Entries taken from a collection
=== Begin Enclosure ===

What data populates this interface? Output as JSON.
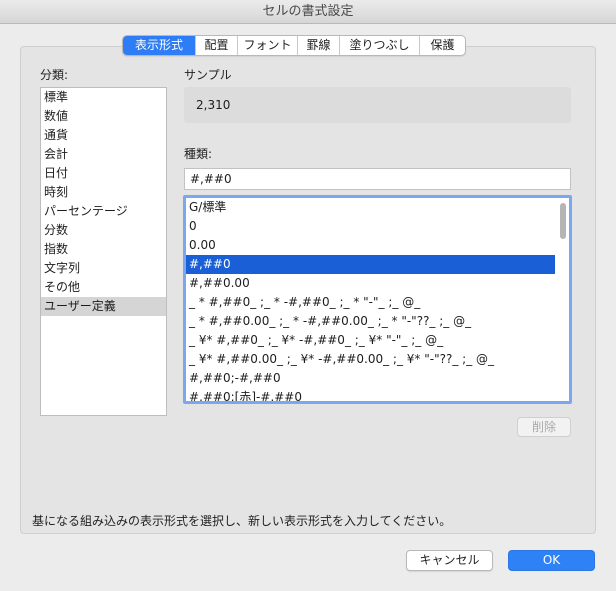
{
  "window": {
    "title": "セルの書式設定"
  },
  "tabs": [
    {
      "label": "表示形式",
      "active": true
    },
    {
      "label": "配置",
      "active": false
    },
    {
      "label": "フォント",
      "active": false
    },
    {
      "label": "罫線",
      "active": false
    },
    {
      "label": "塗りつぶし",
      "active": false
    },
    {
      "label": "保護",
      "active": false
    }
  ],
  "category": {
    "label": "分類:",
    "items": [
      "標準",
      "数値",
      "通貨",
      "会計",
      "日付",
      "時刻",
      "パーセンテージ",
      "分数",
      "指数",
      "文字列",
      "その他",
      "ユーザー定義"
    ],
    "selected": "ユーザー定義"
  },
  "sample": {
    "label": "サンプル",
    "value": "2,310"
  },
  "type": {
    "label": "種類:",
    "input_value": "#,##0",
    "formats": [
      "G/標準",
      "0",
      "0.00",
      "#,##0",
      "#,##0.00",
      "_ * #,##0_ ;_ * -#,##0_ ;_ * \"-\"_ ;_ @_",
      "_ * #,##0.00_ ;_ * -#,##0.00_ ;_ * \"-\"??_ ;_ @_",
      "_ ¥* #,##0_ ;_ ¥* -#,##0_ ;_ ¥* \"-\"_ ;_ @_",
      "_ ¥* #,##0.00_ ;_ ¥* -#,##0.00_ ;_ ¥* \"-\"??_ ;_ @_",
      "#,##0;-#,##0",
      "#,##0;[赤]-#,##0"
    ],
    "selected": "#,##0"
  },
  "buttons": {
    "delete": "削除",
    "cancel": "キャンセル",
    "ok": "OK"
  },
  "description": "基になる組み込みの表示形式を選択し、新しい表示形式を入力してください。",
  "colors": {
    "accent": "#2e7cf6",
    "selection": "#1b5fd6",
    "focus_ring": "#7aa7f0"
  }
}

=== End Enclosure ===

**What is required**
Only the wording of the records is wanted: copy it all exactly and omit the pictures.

**Solution to this task**
What data populates this interface? Output as JSON.
{
  "window": {
    "title": "セルの書式設定"
  },
  "tabs": [
    {
      "label": "表示形式",
      "active": true
    },
    {
      "label": "配置",
      "active": false
    },
    {
      "label": "フォント",
      "active": false
    },
    {
      "label": "罫線",
      "active": false
    },
    {
      "label": "塗りつぶし",
      "active": false
    },
    {
      "label": "保護",
      "active": false
    }
  ],
  "category": {
    "label": "分類:",
    "items": [
      "標準",
      "数値",
      "通貨",
      "会計",
      "日付",
      "時刻",
      "パーセンテージ",
      "分数",
      "指数",
      "文字列",
      "その他",
      "ユーザー定義"
    ],
    "selected": "ユーザー定義"
  },
  "sample": {
    "label": "サンプル",
    "value": "2,310"
  },
  "type": {
    "label": "種類:",
    "input_value": "#,##0",
    "formats": [
      "G/標準",
      "0",
      "0.00",
      "#,##0",
      "#,##0.00",
      "_ * #,##0_ ;_ * -#,##0_ ;_ * \"-\"_ ;_ @_",
      "_ * #,##0.00_ ;_ * -#,##0.00_ ;_ * \"-\"??_ ;_ @_",
      "_ ¥* #,##0_ ;_ ¥* -#,##0_ ;_ ¥* \"-\"_ ;_ @_",
      "_ ¥* #,##0.00_ ;_ ¥* -#,##0.00_ ;_ ¥* \"-\"??_ ;_ @_",
      "#,##0;-#,##0",
      "#,##0;[赤]-#,##0"
    ],
    "selected": "#,##0"
  },
  "buttons": {
    "delete": "削除",
    "cancel": "キャンセル",
    "ok": "OK"
  },
  "description": "基になる組み込みの表示形式を選択し、新しい表示形式を入力してください。",
  "colors": {
    "accent": "#2e7cf6",
    "selection": "#1b5fd6",
    "focus_ring": "#7aa7f0"
  }
}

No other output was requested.